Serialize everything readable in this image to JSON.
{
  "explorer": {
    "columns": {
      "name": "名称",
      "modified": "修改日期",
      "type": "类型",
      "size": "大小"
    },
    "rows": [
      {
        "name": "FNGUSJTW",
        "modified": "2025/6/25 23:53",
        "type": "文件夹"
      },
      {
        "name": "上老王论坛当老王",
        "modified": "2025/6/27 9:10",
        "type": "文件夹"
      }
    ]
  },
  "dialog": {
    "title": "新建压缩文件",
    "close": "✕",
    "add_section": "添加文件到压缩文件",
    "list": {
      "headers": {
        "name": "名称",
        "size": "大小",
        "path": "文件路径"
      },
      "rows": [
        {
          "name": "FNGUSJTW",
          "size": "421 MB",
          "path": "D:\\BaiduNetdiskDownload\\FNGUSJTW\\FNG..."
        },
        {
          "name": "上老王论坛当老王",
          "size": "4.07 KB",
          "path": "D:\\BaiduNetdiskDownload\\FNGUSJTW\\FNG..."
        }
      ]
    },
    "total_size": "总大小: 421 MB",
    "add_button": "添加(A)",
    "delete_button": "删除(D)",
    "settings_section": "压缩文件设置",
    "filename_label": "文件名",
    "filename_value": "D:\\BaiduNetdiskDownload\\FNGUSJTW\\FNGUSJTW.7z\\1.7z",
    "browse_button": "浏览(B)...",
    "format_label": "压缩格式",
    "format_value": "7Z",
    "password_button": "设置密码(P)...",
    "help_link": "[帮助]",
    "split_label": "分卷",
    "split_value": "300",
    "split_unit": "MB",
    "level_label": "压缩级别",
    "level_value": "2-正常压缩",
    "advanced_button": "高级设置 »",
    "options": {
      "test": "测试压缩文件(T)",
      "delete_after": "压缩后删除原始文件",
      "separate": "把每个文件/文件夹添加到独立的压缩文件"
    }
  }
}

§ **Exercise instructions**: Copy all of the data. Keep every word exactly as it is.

§ **Solved problem**:
Serialize everything readable in this image to JSON.
{
  "explorer": {
    "columns": {
      "name": "名称",
      "modified": "修改日期",
      "type": "类型",
      "size": "大小"
    },
    "rows": [
      {
        "name": "FNGUSJTW",
        "modified": "2025/6/25 23:53",
        "type": "文件夹"
      },
      {
        "name": "上老王论坛当老王",
        "modified": "2025/6/27 9:10",
        "type": "文件夹"
      }
    ]
  },
  "dialog": {
    "title": "新建压缩文件",
    "close": "✕",
    "add_section": "添加文件到压缩文件",
    "list": {
      "headers": {
        "name": "名称",
        "size": "大小",
        "path": "文件路径"
      },
      "rows": [
        {
          "name": "FNGUSJTW",
          "size": "421 MB",
          "path": "D:\\BaiduNetdiskDownload\\FNGUSJTW\\FNG..."
        },
        {
          "name": "上老王论坛当老王",
          "size": "4.07 KB",
          "path": "D:\\BaiduNetdiskDownload\\FNGUSJTW\\FNG..."
        }
      ]
    },
    "total_size": "总大小: 421 MB",
    "add_button": "添加(A)",
    "delete_button": "删除(D)",
    "settings_section": "压缩文件设置",
    "filename_label": "文件名",
    "filename_value": "D:\\BaiduNetdiskDownload\\FNGUSJTW\\FNGUSJTW.7z\\1.7z",
    "browse_button": "浏览(B)...",
    "format_label": "压缩格式",
    "format_value": "7Z",
    "password_button": "设置密码(P)...",
    "help_link": "[帮助]",
    "split_label": "分卷",
    "split_value": "300",
    "split_unit": "MB",
    "level_label": "压缩级别",
    "level_value": "2-正常压缩",
    "advanced_button": "高级设置 »",
    "options": {
      "test": "测试压缩文件(T)",
      "delete_after": "压缩后删除原始文件",
      "separate": "把每个文件/文件夹添加到独立的压缩文件"
    }
  }
}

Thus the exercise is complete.